The finished copy should hold every entry exactly as given, and no pictures.

Start of Block

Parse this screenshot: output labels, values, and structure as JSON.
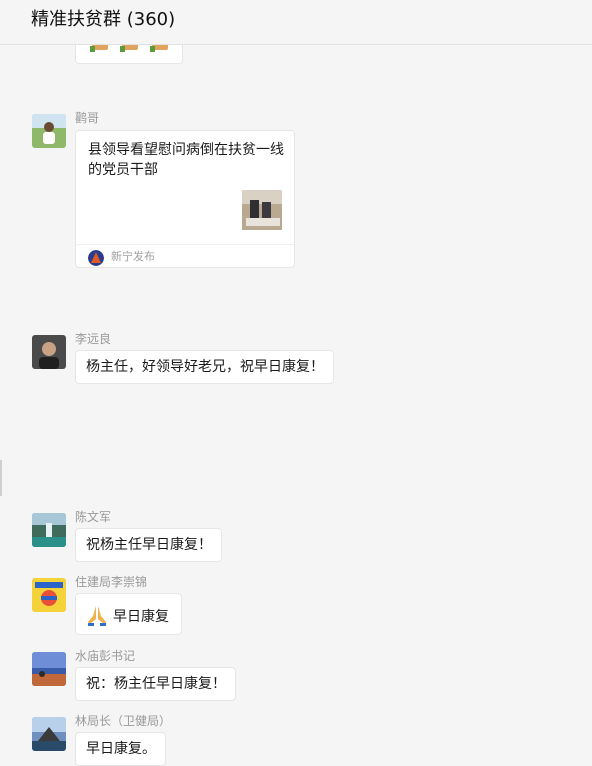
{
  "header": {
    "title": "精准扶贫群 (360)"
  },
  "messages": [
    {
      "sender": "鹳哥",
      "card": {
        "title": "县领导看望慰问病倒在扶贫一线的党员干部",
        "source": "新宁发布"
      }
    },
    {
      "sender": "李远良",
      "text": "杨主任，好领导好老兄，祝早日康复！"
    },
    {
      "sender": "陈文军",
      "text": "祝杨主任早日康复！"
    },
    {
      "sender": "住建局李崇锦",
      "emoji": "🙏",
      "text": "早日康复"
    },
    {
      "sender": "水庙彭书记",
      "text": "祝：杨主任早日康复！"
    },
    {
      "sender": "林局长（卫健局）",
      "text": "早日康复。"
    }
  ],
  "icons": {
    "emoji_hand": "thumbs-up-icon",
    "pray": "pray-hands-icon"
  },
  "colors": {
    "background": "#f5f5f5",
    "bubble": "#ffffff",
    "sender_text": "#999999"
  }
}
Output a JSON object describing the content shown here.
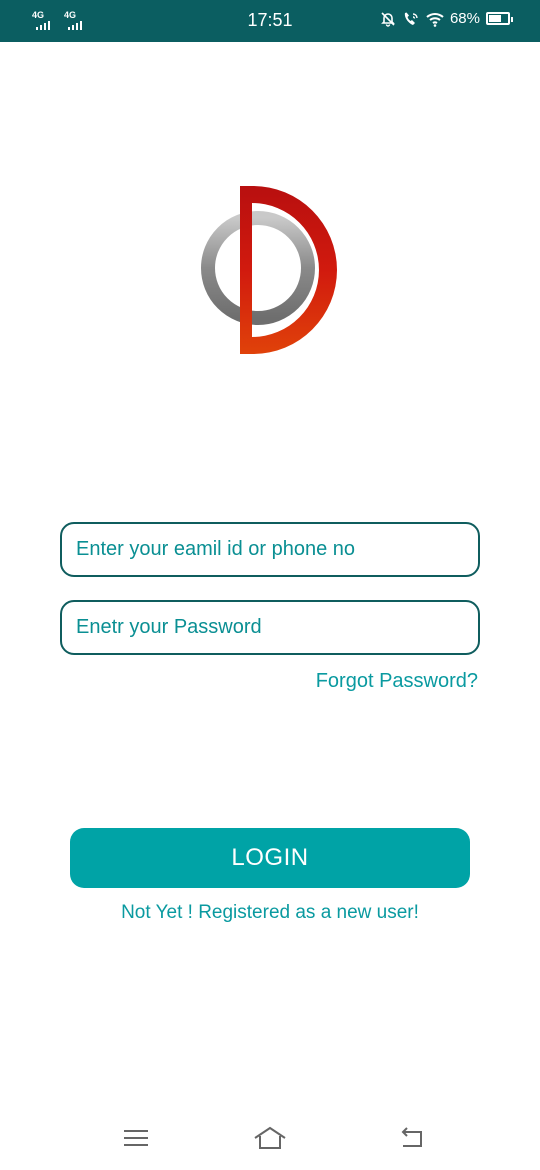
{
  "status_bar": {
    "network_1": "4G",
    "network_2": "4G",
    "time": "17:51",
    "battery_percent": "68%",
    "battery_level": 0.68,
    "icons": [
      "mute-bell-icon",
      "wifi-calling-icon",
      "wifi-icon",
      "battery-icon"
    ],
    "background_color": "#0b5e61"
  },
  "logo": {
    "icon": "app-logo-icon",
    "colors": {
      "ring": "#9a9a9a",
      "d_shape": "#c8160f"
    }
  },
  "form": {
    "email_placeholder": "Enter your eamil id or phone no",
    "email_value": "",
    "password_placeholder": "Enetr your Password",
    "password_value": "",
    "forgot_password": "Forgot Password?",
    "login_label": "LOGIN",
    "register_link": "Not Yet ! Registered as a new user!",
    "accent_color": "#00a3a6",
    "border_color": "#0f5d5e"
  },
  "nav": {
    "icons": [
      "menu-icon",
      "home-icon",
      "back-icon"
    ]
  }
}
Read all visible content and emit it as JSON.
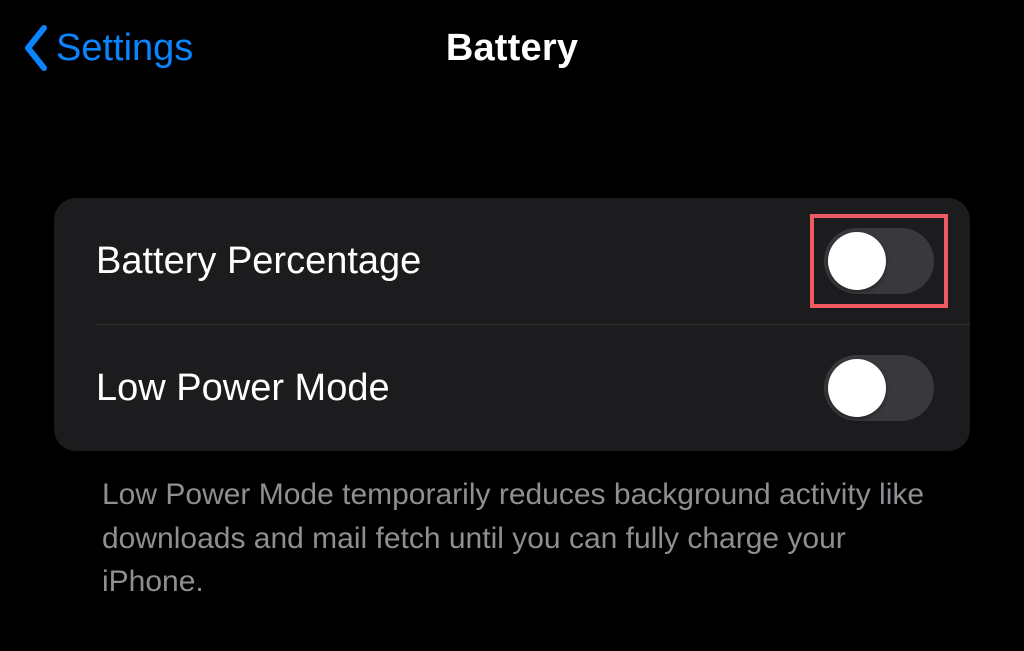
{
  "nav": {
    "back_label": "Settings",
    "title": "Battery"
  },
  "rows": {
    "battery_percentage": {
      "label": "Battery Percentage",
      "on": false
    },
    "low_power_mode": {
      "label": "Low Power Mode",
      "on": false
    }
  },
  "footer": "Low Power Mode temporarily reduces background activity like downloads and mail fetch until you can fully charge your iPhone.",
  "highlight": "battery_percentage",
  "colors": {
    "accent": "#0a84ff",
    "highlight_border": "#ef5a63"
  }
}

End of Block

• **Response to the exercise**
Parse this screenshot: output labels, values, and structure as JSON.
{
  "header": {
    "title": "精准扶贫群 (360)"
  },
  "messages": [
    {
      "sender": "鹳哥",
      "card": {
        "title": "县领导看望慰问病倒在扶贫一线的党员干部",
        "source": "新宁发布"
      }
    },
    {
      "sender": "李远良",
      "text": "杨主任，好领导好老兄，祝早日康复！"
    },
    {
      "sender": "陈文军",
      "text": "祝杨主任早日康复！"
    },
    {
      "sender": "住建局李崇锦",
      "emoji": "🙏",
      "text": "早日康复"
    },
    {
      "sender": "水庙彭书记",
      "text": "祝：杨主任早日康复！"
    },
    {
      "sender": "林局长（卫健局）",
      "text": "早日康复。"
    }
  ],
  "icons": {
    "emoji_hand": "thumbs-up-icon",
    "pray": "pray-hands-icon"
  },
  "colors": {
    "background": "#f5f5f5",
    "bubble": "#ffffff",
    "sender_text": "#999999"
  }
}
Output a JSON object describing the content shown here.
{
  "status_bar": {
    "network_1": "4G",
    "network_2": "4G",
    "time": "17:51",
    "battery_percent": "68%",
    "battery_level": 0.68,
    "icons": [
      "mute-bell-icon",
      "wifi-calling-icon",
      "wifi-icon",
      "battery-icon"
    ],
    "background_color": "#0b5e61"
  },
  "logo": {
    "icon": "app-logo-icon",
    "colors": {
      "ring": "#9a9a9a",
      "d_shape": "#c8160f"
    }
  },
  "form": {
    "email_placeholder": "Enter your eamil id or phone no",
    "email_value": "",
    "password_placeholder": "Enetr your Password",
    "password_value": "",
    "forgot_password": "Forgot Password?",
    "login_label": "LOGIN",
    "register_link": "Not Yet ! Registered as a new user!",
    "accent_color": "#00a3a6",
    "border_color": "#0f5d5e"
  },
  "nav": {
    "icons": [
      "menu-icon",
      "home-icon",
      "back-icon"
    ]
  }
}
Read all visible content and emit it as JSON.
{
  "nav": {
    "back_label": "Settings",
    "title": "Battery"
  },
  "rows": {
    "battery_percentage": {
      "label": "Battery Percentage",
      "on": false
    },
    "low_power_mode": {
      "label": "Low Power Mode",
      "on": false
    }
  },
  "footer": "Low Power Mode temporarily reduces background activity like downloads and mail fetch until you can fully charge your iPhone.",
  "highlight": "battery_percentage",
  "colors": {
    "accent": "#0a84ff",
    "highlight_border": "#ef5a63"
  }
}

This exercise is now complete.